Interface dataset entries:
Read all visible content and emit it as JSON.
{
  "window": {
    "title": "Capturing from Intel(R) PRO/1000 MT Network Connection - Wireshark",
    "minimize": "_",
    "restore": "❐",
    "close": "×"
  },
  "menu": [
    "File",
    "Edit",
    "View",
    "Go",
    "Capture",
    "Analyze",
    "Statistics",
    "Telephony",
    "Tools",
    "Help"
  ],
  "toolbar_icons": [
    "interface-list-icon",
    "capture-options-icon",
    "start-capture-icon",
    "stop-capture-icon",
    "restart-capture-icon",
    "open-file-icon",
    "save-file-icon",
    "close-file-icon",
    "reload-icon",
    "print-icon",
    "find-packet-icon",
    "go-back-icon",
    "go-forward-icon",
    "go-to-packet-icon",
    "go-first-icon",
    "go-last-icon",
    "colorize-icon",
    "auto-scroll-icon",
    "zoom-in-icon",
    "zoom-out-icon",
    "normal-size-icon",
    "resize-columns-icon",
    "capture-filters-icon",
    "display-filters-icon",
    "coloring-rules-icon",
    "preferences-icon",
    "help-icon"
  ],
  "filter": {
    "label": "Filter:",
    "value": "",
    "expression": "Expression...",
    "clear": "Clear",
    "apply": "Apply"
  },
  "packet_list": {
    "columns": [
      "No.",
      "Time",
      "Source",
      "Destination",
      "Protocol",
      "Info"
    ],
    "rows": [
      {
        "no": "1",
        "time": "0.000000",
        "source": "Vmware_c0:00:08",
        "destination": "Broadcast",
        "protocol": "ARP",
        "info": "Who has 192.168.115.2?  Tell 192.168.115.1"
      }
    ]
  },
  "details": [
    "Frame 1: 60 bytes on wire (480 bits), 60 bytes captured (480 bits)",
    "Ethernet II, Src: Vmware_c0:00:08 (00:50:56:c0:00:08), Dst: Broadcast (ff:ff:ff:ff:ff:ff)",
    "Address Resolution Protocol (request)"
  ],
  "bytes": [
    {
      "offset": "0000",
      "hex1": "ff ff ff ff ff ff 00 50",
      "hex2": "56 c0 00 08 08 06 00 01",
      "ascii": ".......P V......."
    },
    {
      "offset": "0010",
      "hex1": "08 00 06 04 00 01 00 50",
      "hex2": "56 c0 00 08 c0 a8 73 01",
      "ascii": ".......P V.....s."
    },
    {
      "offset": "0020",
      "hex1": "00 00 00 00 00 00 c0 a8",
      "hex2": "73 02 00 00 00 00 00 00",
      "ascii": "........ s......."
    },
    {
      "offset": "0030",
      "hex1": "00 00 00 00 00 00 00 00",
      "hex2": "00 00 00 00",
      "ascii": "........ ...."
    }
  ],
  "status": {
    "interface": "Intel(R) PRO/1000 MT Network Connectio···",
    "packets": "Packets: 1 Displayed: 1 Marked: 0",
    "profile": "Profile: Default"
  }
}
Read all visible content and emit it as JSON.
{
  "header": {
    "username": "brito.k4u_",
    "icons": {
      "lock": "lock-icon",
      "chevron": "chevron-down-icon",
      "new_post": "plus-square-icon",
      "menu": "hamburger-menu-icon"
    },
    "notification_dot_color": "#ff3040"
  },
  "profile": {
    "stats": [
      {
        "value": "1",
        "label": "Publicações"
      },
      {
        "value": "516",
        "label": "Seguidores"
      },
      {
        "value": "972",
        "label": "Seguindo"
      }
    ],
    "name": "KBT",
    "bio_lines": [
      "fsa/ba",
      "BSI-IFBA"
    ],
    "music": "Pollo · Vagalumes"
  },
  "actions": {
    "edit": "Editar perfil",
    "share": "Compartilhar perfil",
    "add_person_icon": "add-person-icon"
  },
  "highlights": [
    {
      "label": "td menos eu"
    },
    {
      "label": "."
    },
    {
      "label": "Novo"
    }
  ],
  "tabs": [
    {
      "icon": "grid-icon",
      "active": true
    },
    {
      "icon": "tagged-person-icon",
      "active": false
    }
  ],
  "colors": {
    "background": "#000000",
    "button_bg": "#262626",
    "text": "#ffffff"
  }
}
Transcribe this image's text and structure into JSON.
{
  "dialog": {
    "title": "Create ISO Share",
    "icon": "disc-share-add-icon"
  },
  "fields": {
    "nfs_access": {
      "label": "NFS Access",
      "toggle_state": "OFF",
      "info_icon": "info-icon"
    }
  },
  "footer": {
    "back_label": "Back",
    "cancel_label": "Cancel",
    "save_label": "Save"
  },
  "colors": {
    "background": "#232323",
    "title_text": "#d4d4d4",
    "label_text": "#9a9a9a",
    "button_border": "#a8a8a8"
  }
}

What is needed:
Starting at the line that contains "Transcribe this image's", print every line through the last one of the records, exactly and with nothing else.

Result of this exercise:
Transcribe this image's text and structure into JSON.
{
  "dialog": {
    "title": "Create ISO Share",
    "icon": "disc-share-add-icon"
  },
  "fields": {
    "nfs_access": {
      "label": "NFS Access",
      "toggle_state": "OFF",
      "info_icon": "info-icon"
    }
  },
  "footer": {
    "back_label": "Back",
    "cancel_label": "Cancel",
    "save_label": "Save"
  },
  "colors": {
    "background": "#232323",
    "title_text": "#d4d4d4",
    "label_text": "#9a9a9a",
    "button_border": "#a8a8a8"
  }
}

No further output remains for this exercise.